Solidarity economy as a counterpoint to classical economics : Possibilities of changes
Teixeira Coriolano, Luzianeide Menezes ; Tavares, Jean Max ; Ateljevic, Irena - \ 2016
Tourismos 11 (2016)2. - ISSN 1790-8418 - p. 1 - 21.
Human development - solidarity economy - Tourism - Transmodernsociety
In the current context of social arrhythmia promoted by the culture of excess, consumerism and individualism the purpose of this article is to discuss the need to promote changes in tourism and society towards a more human development, based on the pillars of the solidarity economy. The article extends discussions on the solidarity economy into the context of classical economics, with new offers and demands that are focused not on capital accumulation only, but on the rights and development of human beings. To achieve this goal, we analyse four key foundations of the solidarity economy - solidarity, social equality, cooperation and sharing. The original contribution of the paper is to present cutting-edge ideas that show a counterpoint to capitalism and consumerism; one that is excluded from global tourism's contradictory path by a form of production that values social relations, and quality of life in community experiences and community tourism.
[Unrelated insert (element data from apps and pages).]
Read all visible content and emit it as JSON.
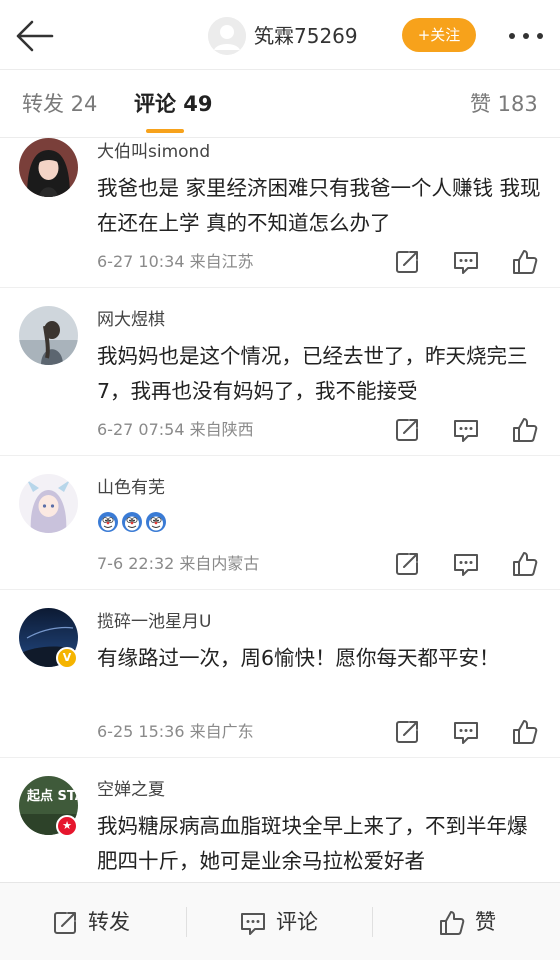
{
  "header": {
    "username": "笂霖75269",
    "follow_label": "+关注"
  },
  "tabs": {
    "reposts": "转发 24",
    "comments": "评论 49",
    "likes": "赞 183"
  },
  "comments": [
    {
      "name": "大伯叫simond",
      "text": "我爸也是 家里经济困难只有我爸一个人赚钱 我现在还在上学 真的不知道怎么办了",
      "meta": "6-27 10:34  来自江苏"
    },
    {
      "name": "网大煜棋",
      "text": "我妈妈也是这个情况，已经去世了，昨天烧完三7，我再也没有妈妈了，我不能接受",
      "meta": "6-27 07:54  来自陕西"
    },
    {
      "name": "山色有芜",
      "emoji_count": 3,
      "meta": "7-6 22:32  来自内蒙古"
    },
    {
      "name": "揽碎一池星月U",
      "text": "有缘路过一次，周6愉快！愿你每天都平安！",
      "meta": "6-25 15:36  来自广东"
    },
    {
      "name": "空婵之夏",
      "text": "我妈糖尿病高血脂斑块全早上来了，不到半年爆肥四十斤，她可是业余马拉松爱好者"
    }
  ],
  "avatar5_text": "起点 START",
  "bottom": {
    "repost": "转发",
    "comment": "评论",
    "like": "赞"
  },
  "colors": {
    "accent": "#f7a21b",
    "verified_gold": "#f5b400",
    "verified_red": "#e6162d"
  }
}
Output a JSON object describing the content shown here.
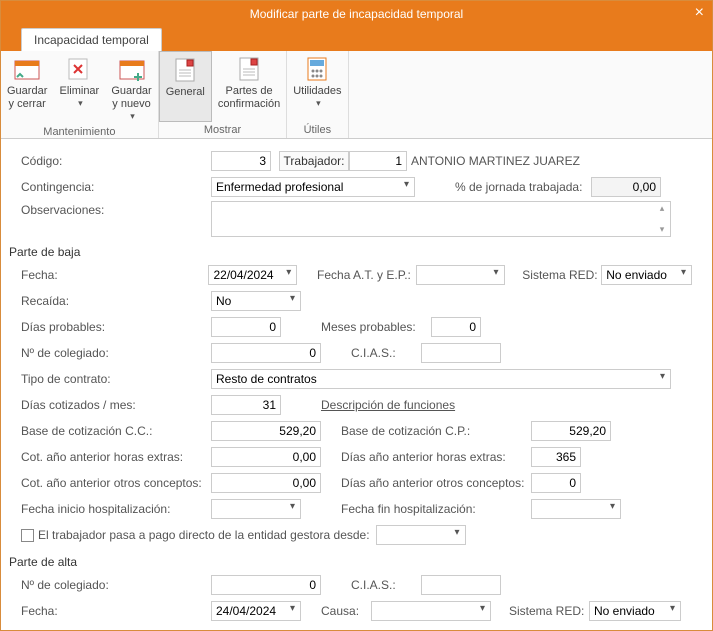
{
  "window": {
    "title": "Modificar parte de incapacidad temporal"
  },
  "tabs": {
    "main": "Incapacidad temporal"
  },
  "ribbon": {
    "maintenance_label": "Mantenimiento",
    "show_label": "Mostrar",
    "utils_label": "Útiles",
    "save_close": "Guardar\ny cerrar",
    "delete": "Eliminar",
    "save_new": "Guardar\ny nuevo",
    "general": "General",
    "confirm_parts": "Partes de\nconfirmación",
    "utilities": "Utilidades"
  },
  "labels": {
    "codigo": "Código:",
    "trabajador": "Trabajador:",
    "contingencia": "Contingencia:",
    "pct_jornada": "% de jornada trabajada:",
    "observaciones": "Observaciones:",
    "parte_baja": "Parte de baja",
    "fecha": "Fecha:",
    "fecha_at_ep": "Fecha A.T. y E.P.:",
    "sistema_red": "Sistema RED:",
    "recaida": "Recaída:",
    "dias_probables": "Días probables:",
    "meses_probables": "Meses probables:",
    "n_colegiado": "Nº de colegiado:",
    "cias": "C.I.A.S.:",
    "tipo_contrato": "Tipo de contrato:",
    "dias_cotizados_mes": "Días cotizados / mes:",
    "descripcion_funciones": "Descripción de funciones",
    "base_cot_cc": "Base de cotización C.C.:",
    "base_cot_cp": "Base de cotización C.P.:",
    "cot_ano_ant_horas_extras": "Cot. año anterior horas extras:",
    "dias_ano_ant_horas_extras": "Días año anterior horas extras:",
    "cot_ano_ant_otros": "Cot. año anterior otros conceptos:",
    "dias_ano_ant_otros": "Días año anterior otros conceptos:",
    "fecha_inicio_hosp": "Fecha inicio hospitalización:",
    "fecha_fin_hosp": "Fecha fin hospitalización:",
    "pago_directo": "El trabajador pasa a pago directo de la entidad gestora desde:",
    "parte_alta": "Parte de alta",
    "causa": "Causa:"
  },
  "values": {
    "codigo": "3",
    "trabajador_num": "1",
    "trabajador_nombre": "ANTONIO MARTINEZ JUAREZ",
    "contingencia": "Enfermedad profesional",
    "pct_jornada": "0,00",
    "observaciones": "",
    "baja_fecha": "22/04/2024",
    "baja_fecha_at_ep": "",
    "baja_sistema_red": "No enviado",
    "recaida": "No",
    "dias_probables": "0",
    "meses_probables": "0",
    "n_colegiado_baja": "0",
    "cias_baja": "",
    "tipo_contrato": "Resto de contratos",
    "dias_cotizados_mes": "31",
    "base_cot_cc": "529,20",
    "base_cot_cp": "529,20",
    "cot_ano_ant_horas_extras": "0,00",
    "dias_ano_ant_horas_extras": "365",
    "cot_ano_ant_otros": "0,00",
    "dias_ano_ant_otros": "0",
    "fecha_inicio_hosp": "",
    "fecha_fin_hosp": "",
    "pago_directo_fecha": "",
    "n_colegiado_alta": "0",
    "cias_alta": "",
    "alta_fecha": "24/04/2024",
    "causa": "",
    "alta_sistema_red": "No enviado"
  }
}
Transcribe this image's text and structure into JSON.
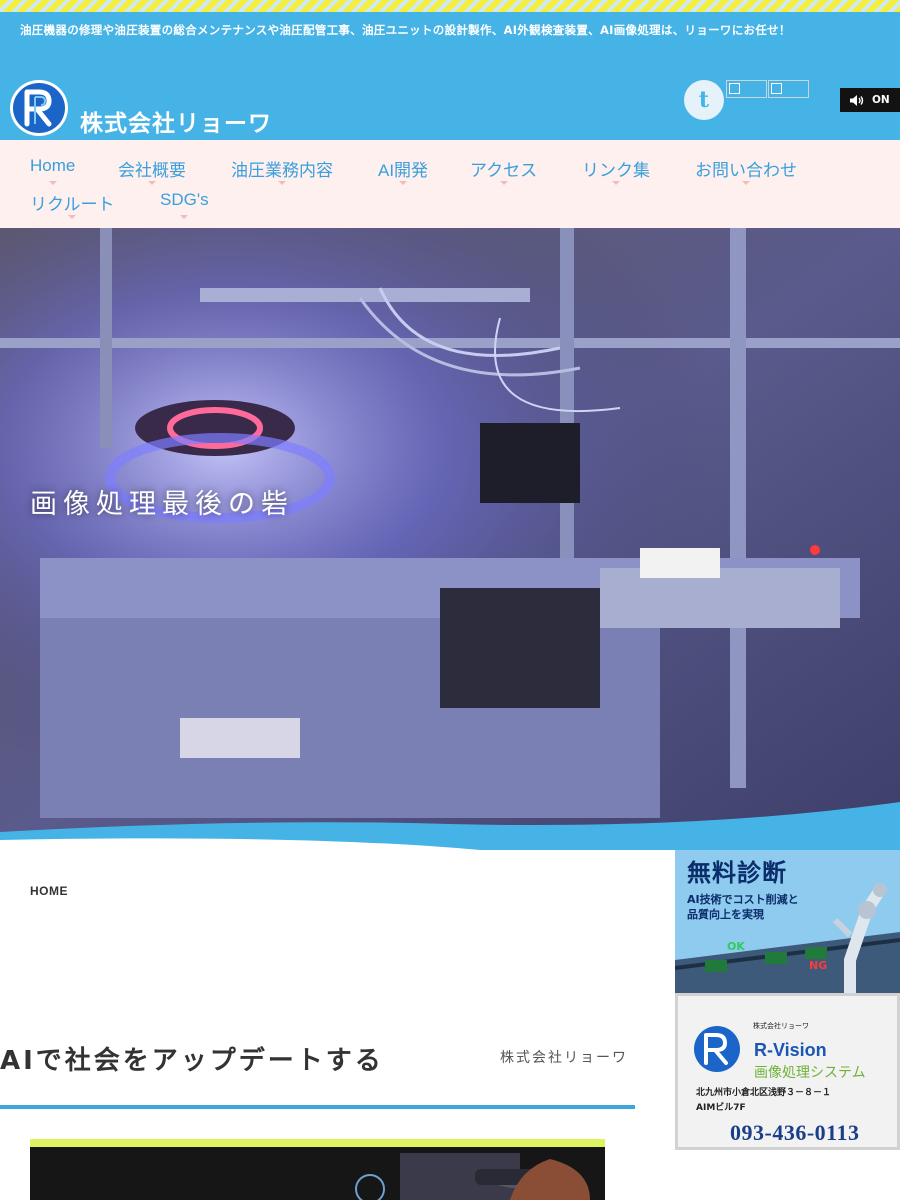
{
  "header": {
    "tagline": "油圧機器の修理や油圧装置の総合メンテナンスや油圧配管工事、油圧ユニットの設計製作、AI外観検査装置、AI画像処理は、リョーワにお任せ！",
    "company_name": "株式会社リョーワ",
    "logo_letter": "R",
    "social_icon_letter": "t",
    "sound_toggle": {
      "label": "ON",
      "icon": "speaker-icon"
    }
  },
  "nav": {
    "items": [
      {
        "label": "Home"
      },
      {
        "label": "会社概要"
      },
      {
        "label": "油圧業務内容"
      },
      {
        "label": "AI開発"
      },
      {
        "label": "アクセス"
      },
      {
        "label": "リンク集"
      },
      {
        "label": "お問い合わせ"
      },
      {
        "label": "リクルート"
      },
      {
        "label": "SDG's"
      }
    ]
  },
  "hero": {
    "caption": "画像処理最後の砦"
  },
  "breadcrumb": {
    "home": "HOME"
  },
  "main": {
    "title": "AIで社会をアップデートする",
    "subtitle": "株式会社リョーワ"
  },
  "sidebar": {
    "banner1": {
      "title": "無料診断",
      "line1": "AI技術でコスト削減と",
      "line2": "品質向上を実現",
      "ok_label": "OK",
      "ng_label": "NG"
    },
    "banner2": {
      "company": "株式会社リョーワ",
      "name": "R-Vision",
      "system": "画像処理システム",
      "address1": "北九州市小倉北区浅野３－８－１",
      "address2": "AIMビル7F",
      "phone": "093-436-0113"
    }
  },
  "colors": {
    "header_bg": "#46b3e6",
    "nav_bg": "#fdf0ee",
    "nav_text": "#3a9fdc",
    "accent_rule": "#3da6dc",
    "stripe_yellow": "#f4ee3c"
  }
}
Climate change and indicators of probable shifts in the consumption portfolios of dryland farmers in Sub-Saharan Africa : Implications for policy
Amjath-Babu, T.S. ; Krupnik, Timothy J. ; Aravindakshan, Sreejith ; Arshad, Muhammad ; Kaechele, Harald - \ 2016
Ecological Indicators 67 (2016). - ISSN 1470-160X - p. 830 - 838.
Climate change - Consumption - Human development - Secondary impacts - Uncertainty
Several studies estimate the immediate impact of climate change on agricultural societies in terms of changes in crop yields or farm income, though few studies concentrate on the immediate secondary consequences of climate change. This synthetic analysis uses a set of indicators to assess the repercussions of predicted income reductions resulting from climate change on food consumption, nutrition, health expenditure, education, and recreation in Zimbabwe, Cameroon, South Africa and Ethiopia. We also assess the potential decline in human development potential among smallholder dryland farmers in these sub-Saharan African countries. In contrast to previous efforts, the current study directly integrates the uncertainties in estimations of income changes and secondary consequences through a weighting scheme. The results reveal moderate to high levels of secondary impacts which could lead to increased vulnerability to diseases, susceptibility to nutritional disorders, deprivation of educational opportunities, and ultimately to a reduction in human and societal development potential among the considered nations. The article concludes by proposing a portfolio of policy options for ameliorating the secondary impacts of climate change in these sub-Saharan African countries.